*** Begin section ***

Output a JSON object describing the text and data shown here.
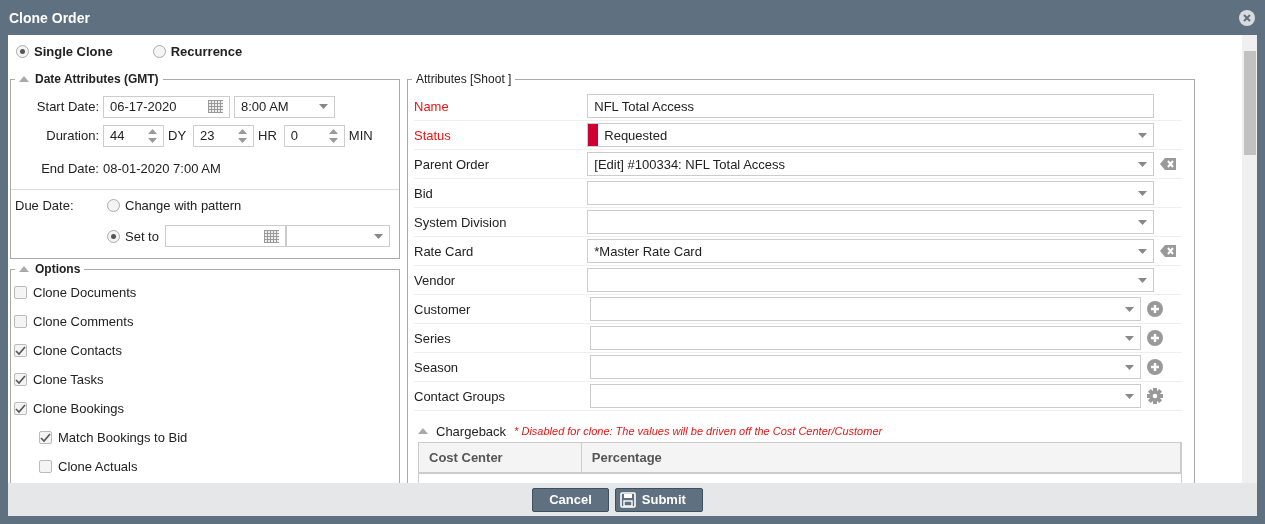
{
  "window": {
    "title": "Clone Order"
  },
  "mode_options": [
    {
      "label": "Single Clone",
      "selected": true
    },
    {
      "label": "Recurrence",
      "selected": false
    }
  ],
  "date_attributes": {
    "title": "Date Attributes (GMT)",
    "expanded": true,
    "start_date_label": "Start Date:",
    "start_date": "06-17-2020",
    "start_time": "8:00 AM",
    "duration_label": "Duration:",
    "duration": [
      {
        "value": "44",
        "unit": "DY"
      },
      {
        "value": "23",
        "unit": "HR"
      },
      {
        "value": "0",
        "unit": "MIN"
      }
    ],
    "end_date_label": "End Date:",
    "end_date": "08-01-2020 7:00 AM",
    "due_date_label": "Due Date:",
    "due_options": [
      {
        "label": "Change with pattern",
        "selected": false
      },
      {
        "label": "Set to",
        "selected": true
      }
    ]
  },
  "options": {
    "title": "Options",
    "expanded": true,
    "items": [
      {
        "label": "Clone Documents",
        "checked": false
      },
      {
        "label": "Clone Comments",
        "checked": false
      },
      {
        "label": "Clone Contacts",
        "checked": true
      },
      {
        "label": "Clone Tasks",
        "checked": true
      },
      {
        "label": "Clone Bookings",
        "checked": true,
        "children": [
          {
            "label": "Match Bookings to Bid",
            "checked": true
          },
          {
            "label": "Clone Actuals",
            "checked": false
          }
        ]
      }
    ]
  },
  "attributes": {
    "title": "Attributes [Shoot ]",
    "fields": [
      {
        "label": "Name",
        "required": true,
        "kind": "text",
        "value": "NFL Total Access"
      },
      {
        "label": "Status",
        "required": true,
        "kind": "select",
        "value": "Requested",
        "color": "#cc0033"
      },
      {
        "label": "Parent Order",
        "required": false,
        "kind": "select",
        "value": "[Edit] #100334: NFL Total Access",
        "clearable": true
      },
      {
        "label": "Bid",
        "required": false,
        "kind": "select"
      },
      {
        "label": "System Division",
        "required": false,
        "kind": "select"
      },
      {
        "label": "Rate Card",
        "required": false,
        "kind": "select",
        "value": "*Master Rate Card",
        "clearable": true
      },
      {
        "label": "Vendor",
        "required": false,
        "kind": "select"
      },
      {
        "label": "Customer",
        "required": false,
        "kind": "select",
        "add_button": true
      },
      {
        "label": "Series",
        "required": false,
        "kind": "select",
        "add_button": true
      },
      {
        "label": "Season",
        "required": false,
        "kind": "select",
        "add_button": true
      },
      {
        "label": "Contact Groups",
        "required": false,
        "kind": "select",
        "settings_button": true
      }
    ]
  },
  "chargeback": {
    "title": "Chargeback",
    "expanded": true,
    "note": "* Disabled for clone: The values will be driven off the Cost Center/Customer",
    "columns": [
      "Cost Center",
      "Percentage"
    ]
  },
  "buttons": [
    {
      "label": "Cancel",
      "kind": "plain"
    },
    {
      "label": "Submit",
      "kind": "save"
    }
  ]
}
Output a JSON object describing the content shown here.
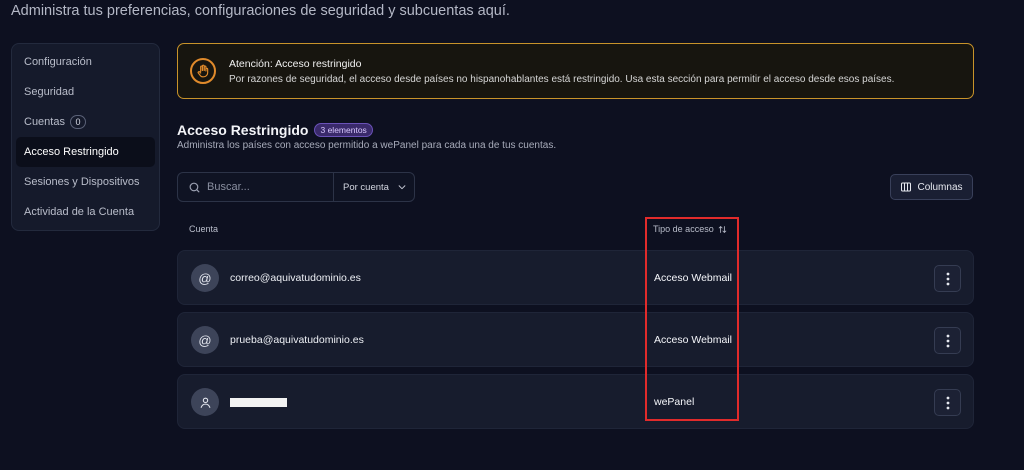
{
  "header": {
    "subtitle": "Administra tus preferencias, configuraciones de seguridad y subcuentas aquí."
  },
  "sidebar": {
    "items": [
      {
        "label": "Configuración"
      },
      {
        "label": "Seguridad"
      },
      {
        "label": "Cuentas",
        "badge": "0"
      },
      {
        "label": "Acceso Restringido",
        "active": true
      },
      {
        "label": "Sesiones y Dispositivos"
      },
      {
        "label": "Actividad de la Cuenta"
      }
    ]
  },
  "alert": {
    "title": "Atención: Acceso restringido",
    "text": "Por razones de seguridad, el acceso desde países no hispanohablantes está restringido. Usa esta sección para permitir el acceso desde esos países.",
    "icon": "hand-stop-icon",
    "color": "#e08a2b"
  },
  "section": {
    "title": "Acceso Restringido",
    "badge": "3 elementos",
    "description": "Administra los países con acceso permitido a wePanel para cada una de tus cuentas."
  },
  "toolbar": {
    "search_placeholder": "Buscar...",
    "filter_label": "Por cuenta",
    "columns_label": "Columnas"
  },
  "table": {
    "headers": {
      "account": "Cuenta",
      "type": "Tipo de acceso"
    },
    "rows": [
      {
        "avatar": "@",
        "account": "correo@aquivatudominio.es",
        "access": "Acceso Webmail"
      },
      {
        "avatar": "@",
        "account": "prueba@aquivatudominio.es",
        "access": "Acceso Webmail"
      },
      {
        "avatar": "user-icon",
        "account": "",
        "access": "wePanel"
      }
    ]
  },
  "colors": {
    "background": "#0d1020",
    "highlight": "#e12b2b",
    "badge": "#6a52b8"
  }
}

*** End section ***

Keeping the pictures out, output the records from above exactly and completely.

Output a JSON object describing the text and data shown here.
{
  "window": {
    "title": "Clone Order"
  },
  "mode_options": [
    {
      "label": "Single Clone",
      "selected": true
    },
    {
      "label": "Recurrence",
      "selected": false
    }
  ],
  "date_attributes": {
    "title": "Date Attributes (GMT)",
    "expanded": true,
    "start_date_label": "Start Date:",
    "start_date": "06-17-2020",
    "start_time": "8:00 AM",
    "duration_label": "Duration:",
    "duration": [
      {
        "value": "44",
        "unit": "DY"
      },
      {
        "value": "23",
        "unit": "HR"
      },
      {
        "value": "0",
        "unit": "MIN"
      }
    ],
    "end_date_label": "End Date:",
    "end_date": "08-01-2020 7:00 AM",
    "due_date_label": "Due Date:",
    "due_options": [
      {
        "label": "Change with pattern",
        "selected": false
      },
      {
        "label": "Set to",
        "selected": true
      }
    ]
  },
  "options": {
    "title": "Options",
    "expanded": true,
    "items": [
      {
        "label": "Clone Documents",
        "checked": false
      },
      {
        "label": "Clone Comments",
        "checked": false
      },
      {
        "label": "Clone Contacts",
        "checked": true
      },
      {
        "label": "Clone Tasks",
        "checked": true
      },
      {
        "label": "Clone Bookings",
        "checked": true,
        "children": [
          {
            "label": "Match Bookings to Bid",
            "checked": true
          },
          {
            "label": "Clone Actuals",
            "checked": false
          }
        ]
      }
    ]
  },
  "attributes": {
    "title": "Attributes [Shoot ]",
    "fields": [
      {
        "label": "Name",
        "required": true,
        "kind": "text",
        "value": "NFL Total Access"
      },
      {
        "label": "Status",
        "required": true,
        "kind": "select",
        "value": "Requested",
        "color": "#cc0033"
      },
      {
        "label": "Parent Order",
        "required": false,
        "kind": "select",
        "value": "[Edit] #100334: NFL Total Access",
        "clearable": true
      },
      {
        "label": "Bid",
        "required": false,
        "kind": "select"
      },
      {
        "label": "System Division",
        "required": false,
        "kind": "select"
      },
      {
        "label": "Rate Card",
        "required": false,
        "kind": "select",
        "value": "*Master Rate Card",
        "clearable": true
      },
      {
        "label": "Vendor",
        "required": false,
        "kind": "select"
      },
      {
        "label": "Customer",
        "required": false,
        "kind": "select",
        "add_button": true
      },
      {
        "label": "Series",
        "required": false,
        "kind": "select",
        "add_button": true
      },
      {
        "label": "Season",
        "required": false,
        "kind": "select",
        "add_button": true
      },
      {
        "label": "Contact Groups",
        "required": false,
        "kind": "select",
        "settings_button": true
      }
    ]
  },
  "chargeback": {
    "title": "Chargeback",
    "expanded": true,
    "note": "* Disabled for clone: The values will be driven off the Cost Center/Customer",
    "columns": [
      "Cost Center",
      "Percentage"
    ]
  },
  "buttons": [
    {
      "label": "Cancel",
      "kind": "plain"
    },
    {
      "label": "Submit",
      "kind": "save"
    }
  ]
}
Output a JSON object describing the content shown here.
{
  "header": {
    "subtitle": "Administra tus preferencias, configuraciones de seguridad y subcuentas aquí."
  },
  "sidebar": {
    "items": [
      {
        "label": "Configuración"
      },
      {
        "label": "Seguridad"
      },
      {
        "label": "Cuentas",
        "badge": "0"
      },
      {
        "label": "Acceso Restringido",
        "active": true
      },
      {
        "label": "Sesiones y Dispositivos"
      },
      {
        "label": "Actividad de la Cuenta"
      }
    ]
  },
  "alert": {
    "title": "Atención: Acceso restringido",
    "text": "Por razones de seguridad, el acceso desde países no hispanohablantes está restringido. Usa esta sección para permitir el acceso desde esos países.",
    "icon": "hand-stop-icon",
    "color": "#e08a2b"
  },
  "section": {
    "title": "Acceso Restringido",
    "badge": "3 elementos",
    "description": "Administra los países con acceso permitido a wePanel para cada una de tus cuentas."
  },
  "toolbar": {
    "search_placeholder": "Buscar...",
    "filter_label": "Por cuenta",
    "columns_label": "Columnas"
  },
  "table": {
    "headers": {
      "account": "Cuenta",
      "type": "Tipo de acceso"
    },
    "rows": [
      {
        "avatar": "@",
        "account": "correo@aquivatudominio.es",
        "access": "Acceso Webmail"
      },
      {
        "avatar": "@",
        "account": "prueba@aquivatudominio.es",
        "access": "Acceso Webmail"
      },
      {
        "avatar": "user-icon",
        "account": "",
        "access": "wePanel"
      }
    ]
  },
  "colors": {
    "background": "#0d1020",
    "highlight": "#e12b2b",
    "badge": "#6a52b8"
  }
}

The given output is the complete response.